Exercise directions
Wherever the word "this" occurs in the listing below, copy that whole line.

Recorded information
--- --- ---

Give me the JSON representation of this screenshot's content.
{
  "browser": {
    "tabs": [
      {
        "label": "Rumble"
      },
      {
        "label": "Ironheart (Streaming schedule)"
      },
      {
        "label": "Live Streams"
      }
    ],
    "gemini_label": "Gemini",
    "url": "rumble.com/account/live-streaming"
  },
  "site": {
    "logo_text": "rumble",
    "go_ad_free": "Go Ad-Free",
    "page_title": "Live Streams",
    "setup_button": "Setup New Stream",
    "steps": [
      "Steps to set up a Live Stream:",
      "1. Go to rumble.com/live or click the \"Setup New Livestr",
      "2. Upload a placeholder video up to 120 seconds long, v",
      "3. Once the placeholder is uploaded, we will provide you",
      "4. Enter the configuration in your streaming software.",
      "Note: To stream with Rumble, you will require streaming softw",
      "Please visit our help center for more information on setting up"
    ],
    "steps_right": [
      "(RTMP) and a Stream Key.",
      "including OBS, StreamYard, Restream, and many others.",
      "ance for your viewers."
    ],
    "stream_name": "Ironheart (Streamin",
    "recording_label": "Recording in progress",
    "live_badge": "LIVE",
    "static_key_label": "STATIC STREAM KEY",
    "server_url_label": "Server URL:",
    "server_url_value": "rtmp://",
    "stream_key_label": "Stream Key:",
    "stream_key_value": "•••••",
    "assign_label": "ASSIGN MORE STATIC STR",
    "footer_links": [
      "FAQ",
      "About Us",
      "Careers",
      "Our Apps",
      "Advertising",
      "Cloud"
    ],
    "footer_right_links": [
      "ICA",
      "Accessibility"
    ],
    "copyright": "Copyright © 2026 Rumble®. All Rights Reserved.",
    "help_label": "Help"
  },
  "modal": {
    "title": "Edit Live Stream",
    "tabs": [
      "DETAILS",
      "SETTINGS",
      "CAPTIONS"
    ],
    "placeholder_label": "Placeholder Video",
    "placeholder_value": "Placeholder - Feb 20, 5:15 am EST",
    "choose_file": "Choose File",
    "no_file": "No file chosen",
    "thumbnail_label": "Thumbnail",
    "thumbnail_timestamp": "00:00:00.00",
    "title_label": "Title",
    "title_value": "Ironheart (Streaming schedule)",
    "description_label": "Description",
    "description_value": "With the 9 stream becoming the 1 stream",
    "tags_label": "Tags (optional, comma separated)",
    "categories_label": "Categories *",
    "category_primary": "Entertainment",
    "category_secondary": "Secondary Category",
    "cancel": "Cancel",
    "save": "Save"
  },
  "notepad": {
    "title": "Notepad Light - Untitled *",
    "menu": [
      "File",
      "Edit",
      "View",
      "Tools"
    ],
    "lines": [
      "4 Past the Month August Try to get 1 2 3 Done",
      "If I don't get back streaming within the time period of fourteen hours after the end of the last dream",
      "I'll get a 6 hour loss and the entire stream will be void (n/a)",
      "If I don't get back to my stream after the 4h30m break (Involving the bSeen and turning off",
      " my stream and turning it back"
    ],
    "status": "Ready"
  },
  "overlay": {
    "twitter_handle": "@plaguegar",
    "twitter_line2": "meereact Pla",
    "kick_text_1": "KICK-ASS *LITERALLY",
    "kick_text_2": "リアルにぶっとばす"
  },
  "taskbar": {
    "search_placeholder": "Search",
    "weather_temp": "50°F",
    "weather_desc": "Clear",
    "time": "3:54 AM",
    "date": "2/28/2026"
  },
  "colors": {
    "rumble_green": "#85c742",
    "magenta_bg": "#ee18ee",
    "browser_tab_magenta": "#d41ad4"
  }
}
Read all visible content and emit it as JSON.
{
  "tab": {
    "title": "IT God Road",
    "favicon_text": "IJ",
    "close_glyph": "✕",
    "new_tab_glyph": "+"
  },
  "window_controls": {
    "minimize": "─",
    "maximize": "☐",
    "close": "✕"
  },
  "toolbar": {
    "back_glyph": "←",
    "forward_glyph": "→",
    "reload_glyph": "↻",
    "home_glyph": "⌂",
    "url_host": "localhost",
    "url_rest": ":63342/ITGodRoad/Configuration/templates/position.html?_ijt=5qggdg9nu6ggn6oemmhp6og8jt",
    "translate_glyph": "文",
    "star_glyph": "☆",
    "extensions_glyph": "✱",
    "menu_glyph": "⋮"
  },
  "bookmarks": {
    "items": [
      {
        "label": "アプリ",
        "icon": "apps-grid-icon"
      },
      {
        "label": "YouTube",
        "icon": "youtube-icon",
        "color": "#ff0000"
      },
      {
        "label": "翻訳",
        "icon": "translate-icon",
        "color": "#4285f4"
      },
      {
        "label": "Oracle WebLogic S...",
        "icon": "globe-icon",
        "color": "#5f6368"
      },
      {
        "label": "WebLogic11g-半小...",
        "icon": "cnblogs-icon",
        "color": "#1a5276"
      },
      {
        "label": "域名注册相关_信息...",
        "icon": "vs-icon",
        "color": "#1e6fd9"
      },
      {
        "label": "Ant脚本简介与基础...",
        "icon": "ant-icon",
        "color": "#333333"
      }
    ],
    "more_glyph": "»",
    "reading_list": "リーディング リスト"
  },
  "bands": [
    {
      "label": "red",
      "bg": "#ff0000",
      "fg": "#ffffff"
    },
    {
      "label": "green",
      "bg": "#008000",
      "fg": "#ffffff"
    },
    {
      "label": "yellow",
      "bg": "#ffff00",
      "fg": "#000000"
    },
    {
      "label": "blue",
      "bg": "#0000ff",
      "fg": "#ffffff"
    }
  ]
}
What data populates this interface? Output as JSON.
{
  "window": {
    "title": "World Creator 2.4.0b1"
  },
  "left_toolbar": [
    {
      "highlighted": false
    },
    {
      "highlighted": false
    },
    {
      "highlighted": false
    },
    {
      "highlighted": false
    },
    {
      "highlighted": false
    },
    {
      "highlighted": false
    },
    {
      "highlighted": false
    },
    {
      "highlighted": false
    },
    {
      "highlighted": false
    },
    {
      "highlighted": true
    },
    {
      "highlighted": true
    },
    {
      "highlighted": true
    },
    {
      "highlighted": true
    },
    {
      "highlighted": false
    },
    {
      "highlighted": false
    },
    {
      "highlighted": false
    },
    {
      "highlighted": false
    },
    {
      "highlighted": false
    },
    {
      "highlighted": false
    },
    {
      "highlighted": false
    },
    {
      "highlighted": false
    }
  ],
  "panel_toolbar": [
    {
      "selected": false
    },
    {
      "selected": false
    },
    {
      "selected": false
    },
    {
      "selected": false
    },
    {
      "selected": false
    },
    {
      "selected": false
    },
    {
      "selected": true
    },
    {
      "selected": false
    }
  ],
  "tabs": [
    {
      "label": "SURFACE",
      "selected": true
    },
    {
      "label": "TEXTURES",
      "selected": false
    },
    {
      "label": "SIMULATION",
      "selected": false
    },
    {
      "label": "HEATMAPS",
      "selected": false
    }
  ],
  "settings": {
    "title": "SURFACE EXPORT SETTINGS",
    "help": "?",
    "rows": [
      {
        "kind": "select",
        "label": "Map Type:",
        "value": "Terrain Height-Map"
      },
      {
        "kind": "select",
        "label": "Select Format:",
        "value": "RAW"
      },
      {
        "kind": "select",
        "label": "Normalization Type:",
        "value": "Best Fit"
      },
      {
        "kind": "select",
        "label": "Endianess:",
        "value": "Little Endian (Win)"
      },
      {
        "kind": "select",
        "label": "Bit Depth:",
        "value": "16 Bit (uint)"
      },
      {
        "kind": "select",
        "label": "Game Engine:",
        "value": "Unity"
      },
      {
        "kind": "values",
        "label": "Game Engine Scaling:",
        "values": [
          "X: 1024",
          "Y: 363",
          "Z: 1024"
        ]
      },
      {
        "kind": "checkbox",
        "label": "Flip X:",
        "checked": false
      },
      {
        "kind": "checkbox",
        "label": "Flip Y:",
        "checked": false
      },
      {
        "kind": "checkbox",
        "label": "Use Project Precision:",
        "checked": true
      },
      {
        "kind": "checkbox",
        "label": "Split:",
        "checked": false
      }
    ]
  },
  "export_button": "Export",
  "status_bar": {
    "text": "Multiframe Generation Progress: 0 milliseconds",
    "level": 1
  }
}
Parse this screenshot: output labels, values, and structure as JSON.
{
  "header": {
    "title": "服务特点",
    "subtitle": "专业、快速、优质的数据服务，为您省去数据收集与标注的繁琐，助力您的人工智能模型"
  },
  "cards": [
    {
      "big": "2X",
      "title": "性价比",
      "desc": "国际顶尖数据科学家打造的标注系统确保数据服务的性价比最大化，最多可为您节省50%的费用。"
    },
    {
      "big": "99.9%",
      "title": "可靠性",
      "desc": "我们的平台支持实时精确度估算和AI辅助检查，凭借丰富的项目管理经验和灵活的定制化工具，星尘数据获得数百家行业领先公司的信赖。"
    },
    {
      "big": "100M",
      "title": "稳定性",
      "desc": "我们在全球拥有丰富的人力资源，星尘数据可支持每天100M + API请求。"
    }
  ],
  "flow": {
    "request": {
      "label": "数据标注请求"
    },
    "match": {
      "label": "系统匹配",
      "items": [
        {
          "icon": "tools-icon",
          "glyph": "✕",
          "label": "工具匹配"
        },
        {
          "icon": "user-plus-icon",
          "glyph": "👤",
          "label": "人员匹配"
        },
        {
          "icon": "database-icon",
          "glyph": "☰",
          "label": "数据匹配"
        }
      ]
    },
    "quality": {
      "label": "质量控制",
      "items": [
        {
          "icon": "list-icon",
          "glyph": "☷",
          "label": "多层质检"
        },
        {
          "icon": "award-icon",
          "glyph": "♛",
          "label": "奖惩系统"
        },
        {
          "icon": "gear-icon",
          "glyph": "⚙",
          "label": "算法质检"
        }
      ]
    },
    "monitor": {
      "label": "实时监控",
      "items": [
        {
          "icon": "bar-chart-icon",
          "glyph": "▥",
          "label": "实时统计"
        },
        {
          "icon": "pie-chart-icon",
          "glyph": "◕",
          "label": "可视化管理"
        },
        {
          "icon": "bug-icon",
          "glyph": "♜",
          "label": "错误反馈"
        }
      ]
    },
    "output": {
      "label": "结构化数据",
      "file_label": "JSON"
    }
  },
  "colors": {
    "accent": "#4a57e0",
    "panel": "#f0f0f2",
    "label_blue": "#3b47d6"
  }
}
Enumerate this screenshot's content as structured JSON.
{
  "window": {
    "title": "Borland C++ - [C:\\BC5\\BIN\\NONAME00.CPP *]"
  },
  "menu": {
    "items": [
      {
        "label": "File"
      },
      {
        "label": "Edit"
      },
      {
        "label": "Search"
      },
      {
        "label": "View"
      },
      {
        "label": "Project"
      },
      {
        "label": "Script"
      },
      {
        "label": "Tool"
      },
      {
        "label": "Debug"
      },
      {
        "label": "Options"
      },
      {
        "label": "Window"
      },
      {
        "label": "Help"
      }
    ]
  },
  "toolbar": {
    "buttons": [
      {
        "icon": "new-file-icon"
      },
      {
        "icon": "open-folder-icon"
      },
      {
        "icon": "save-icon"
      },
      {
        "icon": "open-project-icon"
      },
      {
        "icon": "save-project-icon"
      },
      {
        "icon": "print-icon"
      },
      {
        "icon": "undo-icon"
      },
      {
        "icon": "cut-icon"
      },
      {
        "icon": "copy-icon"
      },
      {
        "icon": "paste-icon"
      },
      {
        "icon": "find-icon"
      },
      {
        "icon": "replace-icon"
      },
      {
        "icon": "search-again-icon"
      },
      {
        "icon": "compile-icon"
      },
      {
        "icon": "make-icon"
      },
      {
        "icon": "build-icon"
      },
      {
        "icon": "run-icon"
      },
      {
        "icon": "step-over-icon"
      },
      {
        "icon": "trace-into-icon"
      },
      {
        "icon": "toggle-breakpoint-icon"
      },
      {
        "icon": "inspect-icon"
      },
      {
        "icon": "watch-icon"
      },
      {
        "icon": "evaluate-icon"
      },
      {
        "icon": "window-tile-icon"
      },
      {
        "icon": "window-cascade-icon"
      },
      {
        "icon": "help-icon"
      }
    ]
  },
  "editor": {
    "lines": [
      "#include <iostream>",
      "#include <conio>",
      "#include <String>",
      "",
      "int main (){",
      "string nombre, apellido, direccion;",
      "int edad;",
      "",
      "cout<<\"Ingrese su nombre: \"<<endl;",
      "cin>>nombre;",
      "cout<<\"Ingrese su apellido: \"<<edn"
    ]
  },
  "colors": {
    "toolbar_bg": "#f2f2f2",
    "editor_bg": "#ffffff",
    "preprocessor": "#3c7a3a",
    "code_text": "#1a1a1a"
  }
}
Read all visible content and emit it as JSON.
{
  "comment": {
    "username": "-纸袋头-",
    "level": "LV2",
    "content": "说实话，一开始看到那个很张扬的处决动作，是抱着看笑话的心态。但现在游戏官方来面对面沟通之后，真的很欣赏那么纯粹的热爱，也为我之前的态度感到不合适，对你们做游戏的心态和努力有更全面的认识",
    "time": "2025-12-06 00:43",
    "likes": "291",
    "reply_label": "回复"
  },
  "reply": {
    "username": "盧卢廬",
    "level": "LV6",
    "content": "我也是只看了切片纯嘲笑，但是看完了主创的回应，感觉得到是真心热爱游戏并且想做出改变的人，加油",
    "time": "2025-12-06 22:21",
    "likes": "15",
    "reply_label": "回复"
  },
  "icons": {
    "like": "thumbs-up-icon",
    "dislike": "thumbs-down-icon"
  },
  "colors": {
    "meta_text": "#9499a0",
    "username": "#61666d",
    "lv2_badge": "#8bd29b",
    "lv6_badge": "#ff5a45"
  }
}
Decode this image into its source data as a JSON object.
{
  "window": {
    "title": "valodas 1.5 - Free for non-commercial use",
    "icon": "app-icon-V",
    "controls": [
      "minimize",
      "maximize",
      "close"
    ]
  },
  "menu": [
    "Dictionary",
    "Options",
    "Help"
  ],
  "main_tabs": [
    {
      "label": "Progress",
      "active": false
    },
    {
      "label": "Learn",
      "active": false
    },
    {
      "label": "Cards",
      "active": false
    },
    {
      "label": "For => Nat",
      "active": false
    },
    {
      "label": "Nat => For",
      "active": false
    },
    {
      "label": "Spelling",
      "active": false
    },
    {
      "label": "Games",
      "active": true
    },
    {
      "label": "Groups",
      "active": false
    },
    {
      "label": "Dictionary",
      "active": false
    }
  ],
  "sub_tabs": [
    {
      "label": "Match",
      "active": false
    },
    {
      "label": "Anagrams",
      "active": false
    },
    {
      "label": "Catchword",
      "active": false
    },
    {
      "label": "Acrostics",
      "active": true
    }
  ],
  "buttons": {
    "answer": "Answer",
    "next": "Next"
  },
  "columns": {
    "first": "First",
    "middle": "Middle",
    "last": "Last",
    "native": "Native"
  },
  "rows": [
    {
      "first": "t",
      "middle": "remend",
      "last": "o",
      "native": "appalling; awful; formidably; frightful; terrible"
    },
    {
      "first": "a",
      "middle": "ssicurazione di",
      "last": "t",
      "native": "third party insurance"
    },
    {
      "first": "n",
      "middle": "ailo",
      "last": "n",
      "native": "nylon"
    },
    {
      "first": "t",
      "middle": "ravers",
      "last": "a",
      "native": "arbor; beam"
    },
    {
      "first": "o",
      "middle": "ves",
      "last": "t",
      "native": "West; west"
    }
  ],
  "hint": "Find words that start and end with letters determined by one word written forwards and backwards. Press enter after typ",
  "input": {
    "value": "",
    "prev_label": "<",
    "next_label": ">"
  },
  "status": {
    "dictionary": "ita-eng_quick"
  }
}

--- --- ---

Problem solution
Give me the JSON representation of this screenshot's content.
What data populates this interface? Output as JSON.
Parse this screenshot: output labels, values, and structure as JSON.
Enumerate this screenshot's content as structured JSON.
Decode this image into its source data as a JSON object.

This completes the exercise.